Finding the best free VPN is an exercise in balancing those restrictions. TunnelBear, for example, lets you use any server on its network but limits you to 500MB-1GB per month. Avira Phantom VPN lets you use as many devices as you like and any server you like, but also restricts you to 500MB per month. AnchorFree Hotspot Shield also places no limits on the number of devices, but restricts you to 500MB per day and only US-based servers. Kaspersky Secure Connection also doesn't limit your devices but doesn't let you choose a VPN server—the app does it automatically.
Another solution for the really paranoid (and well funded) is to locate a second smaller firewall between your internal VPN concentrator and internal LAN, as Figure 1 shows. Then, if an attacker compromises a VPN host, he or she still must penetrate another firewall. You could open up a few common ports, but the firewall would still block ping scans, common worms, and other garbage. Of course, it wouldn't stop someone who's just looking around and it wouldn't work if VPN users need full access to the internal network, but it adds a second line of defense when security is paramount.
Supported Client Software Android, Chrome, Firefox, iOS, Linux, macOS, Windows Android, Chrome, Firefox, iOS, Linux, macOS, Windows Android, ChromeOS, iOS, Linux, macOS, Windows Android, Chrome, iOS, macOS, Opera, Windows Android, iOS, Linux, macOS, Windows Android, iOS, Linux, macOS, Windows Android, iOS, Linux, macOS, Windows Android, iOS, macOS, Windows Android, iOS, macOS, Windows Android, iOS, macOS, Windows
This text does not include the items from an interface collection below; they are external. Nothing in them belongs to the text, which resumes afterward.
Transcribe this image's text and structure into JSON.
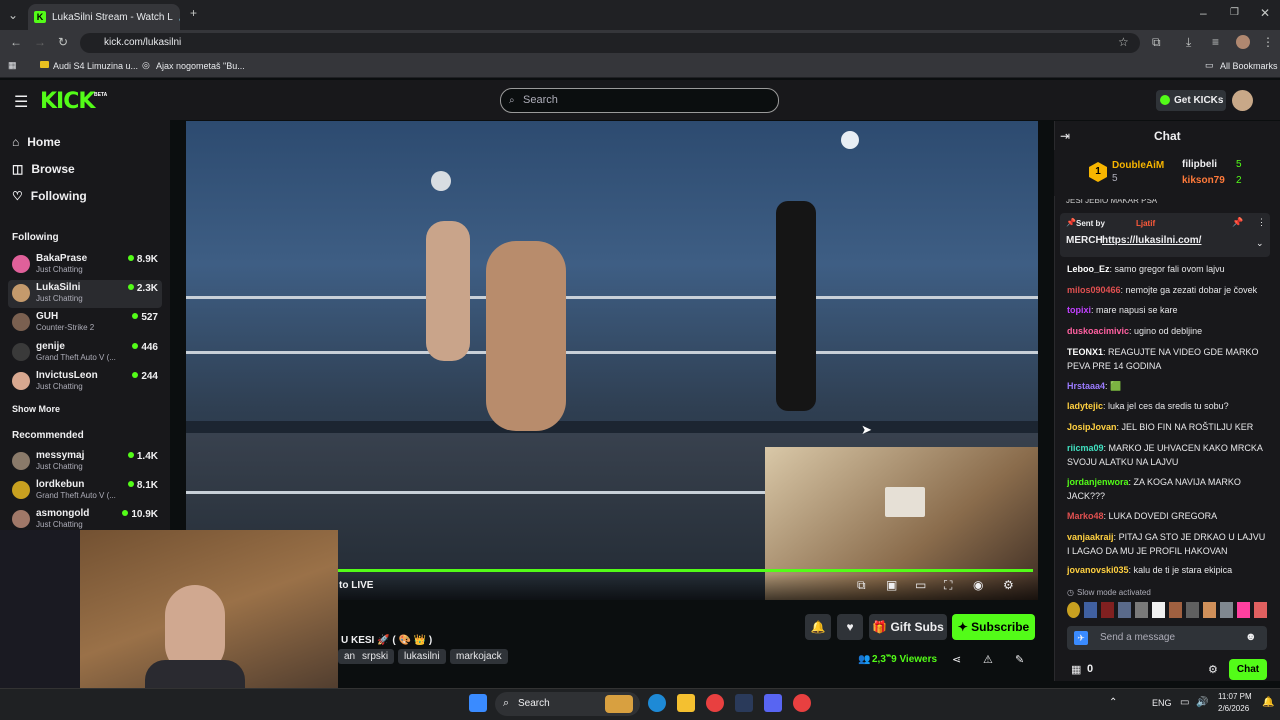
{
  "browser": {
    "tab_title": "LukaSilni Stream - Watch L",
    "url": "kick.com/lukasilni",
    "bookmarks": [
      "Audi S4 Limuzina u...",
      "Ajax nogometaš \"Bu..."
    ],
    "all_bookmarks": "All Bookmarks"
  },
  "header": {
    "logo": "KICK",
    "beta": "BETA",
    "search_placeholder": "Search",
    "get_kicks": "Get KICKs"
  },
  "nav": {
    "home": "Home",
    "browse": "Browse",
    "following": "Following"
  },
  "sidebar": {
    "following_title": "Following",
    "following": [
      {
        "name": "BakaPrase",
        "sub": "Just Chatting",
        "viewers": "8.9K",
        "color": "#e0609a"
      },
      {
        "name": "LukaSilni",
        "sub": "Just Chatting",
        "viewers": "2.3K",
        "color": "#c49a6c"
      },
      {
        "name": "GUH",
        "sub": "Counter-Strike 2",
        "viewers": "527",
        "color": "#7a6050"
      },
      {
        "name": "genije",
        "sub": "Grand Theft Auto V (...",
        "viewers": "446",
        "color": "#3a3a3a"
      },
      {
        "name": "InvictusLeon",
        "sub": "Just Chatting",
        "viewers": "244",
        "color": "#d8a890"
      }
    ],
    "show_more": "Show More",
    "recommended_title": "Recommended",
    "recommended": [
      {
        "name": "messymaj",
        "sub": "Just Chatting",
        "viewers": "1.4K",
        "color": "#8a7a6a"
      },
      {
        "name": "lordkebun",
        "sub": "Grand Theft Auto V (...",
        "viewers": "8.1K",
        "color": "#c8a020"
      },
      {
        "name": "asmongold",
        "sub": "Just Chatting",
        "viewers": "10.9K",
        "color": "#a07868"
      }
    ]
  },
  "video": {
    "live_text": "to LIVE",
    "title_partial": "U KESI 🚀 ( 🎨 👑 )"
  },
  "stream": {
    "tags": [
      "an",
      "srpski",
      "lukasilni",
      "markojack"
    ],
    "gift_subs": "Gift Subs",
    "subscribe": "Subscribe",
    "viewers": "2,3‷9 Viewers"
  },
  "chat": {
    "title": "Chat",
    "leaders": [
      {
        "name": "DoubleAiM",
        "count": "5",
        "rank": "1"
      },
      {
        "name": "filipbeli",
        "count": "5"
      },
      {
        "name": "kikson79",
        "count": "2"
      }
    ],
    "partial_line": "JESI JEBIO MAKAR PSA",
    "pinned_by_label": "Sent by",
    "pinned_by": "Ljatif",
    "pinned_text": "MERCH",
    "pinned_link": "https://lukasilni.com/",
    "messages": [
      {
        "user": "Leboo_Ez",
        "color": "#ffffff",
        "text": "samo gregor fali ovom lajvu"
      },
      {
        "user": "milos090466",
        "color": "#e05050",
        "text": "nemojte ga zezati dobar je čovek"
      },
      {
        "user": "topixi",
        "color": "#c040ff",
        "text": "mare napusi se kare"
      },
      {
        "user": "duskoacimivic",
        "color": "#ff60a0",
        "text": "ugino od debljine"
      },
      {
        "user": "TEONX1",
        "color": "#ffffff",
        "text": "REAGUJTE NA VIDEO GDE MARKO PEVA PRE 14 GODINA"
      },
      {
        "user": "Hrstaaa4",
        "color": "#9b7bff",
        "text": "🟩"
      },
      {
        "user": "ladytejic",
        "color": "#ffd040",
        "text": "luka jel ces da sredis tu sobu?"
      },
      {
        "user": "JosipJovan",
        "color": "#ffd040",
        "text": "JEL BIO FIN NA ROŠTILJU KER"
      },
      {
        "user": "riicma09",
        "color": "#40e0c0",
        "text": "MARKO JE UHVACEN KAKO MRCKA SVOJU ALATKU NA LAJVU"
      },
      {
        "user": "jordanjenwora",
        "color": "#53fc18",
        "text": "ZA KOGA NAVIJA MARKO JACK???"
      },
      {
        "user": "Marko48",
        "color": "#e05050",
        "text": "LUKA DOVEDI GREGORA"
      },
      {
        "user": "vanjaakraij",
        "color": "#ffd040",
        "text": "PITAJ GA STO JE DRKAO U LAJVU I LAGAO DA MU JE PROFIL HAKOVAN"
      },
      {
        "user": "jovanovski035",
        "color": "#ffd040",
        "text": "kalu de ti je stara ekipica"
      }
    ],
    "slow_mode": "Slow mode activated",
    "send_placeholder": "Send a message",
    "points": "0",
    "chat_button": "Chat"
  },
  "taskbar": {
    "search": "Search",
    "lang": "ENG",
    "time": "11:07 PM",
    "date": "2/6/2026"
  }
}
There are several different VPN protocols, not all of which are used by all of the VPN services we reviewed. Most operating systems have built-in support for at least one of these protocols, which means you can use that protocol — and a willing VPN service — without client software. The full-fledged VPN services have online instructions for how to do this, as well as how to set up routers to connect directly to the services.

If you need a more affordable VPN than our top pick and don’t have an Apple device—or if you need ChromeOS support—we recommend TorGuard. Its apps aren’t as simple or user-friendly, but TorGuard is a good option for more tech-savvy people or those willing to spend a little more time fiddling with an app. TorGuard’s CEO has built trust by talking with media outlets (including us) and detailing the company’s commitment to a service built around a lack of activity logs. Though the apps aren’t as easy to use as our top pick, the connections were the fastest of any we tested and the company has more than twice as many server locations.

Private Internet Access' client interfaces aren't as flashy or cutesy as some other services' software, but they're clear and simple enough for newbies to start right away. A toggle switch reveals all the settings a VPN expert would ever want to play with. You can also skip Private Internet Access' software and connect directly to the servers, or use a third-party OpenVPN client.

 PureVPN does not log connection information. We like that they offer a 30-day refund policy.  They got bonus points because, important for some of our readers, PureVPN supports bitcoin payments and  you're going like their blazing fast performance. Also, you can grow with them. If after some time, you need to scale up to business-level plans, the company has offerings for growth. Pricing is middle-of-the-road,at $10.95 per month and $35,88 per year.Finally, we like that PurVPN has both Kodi and a Chromebook solution called out right on their Web page. In addition, PureVPN earns the distinction of being the first VPN service we've seen to fully implement the GDPR.
×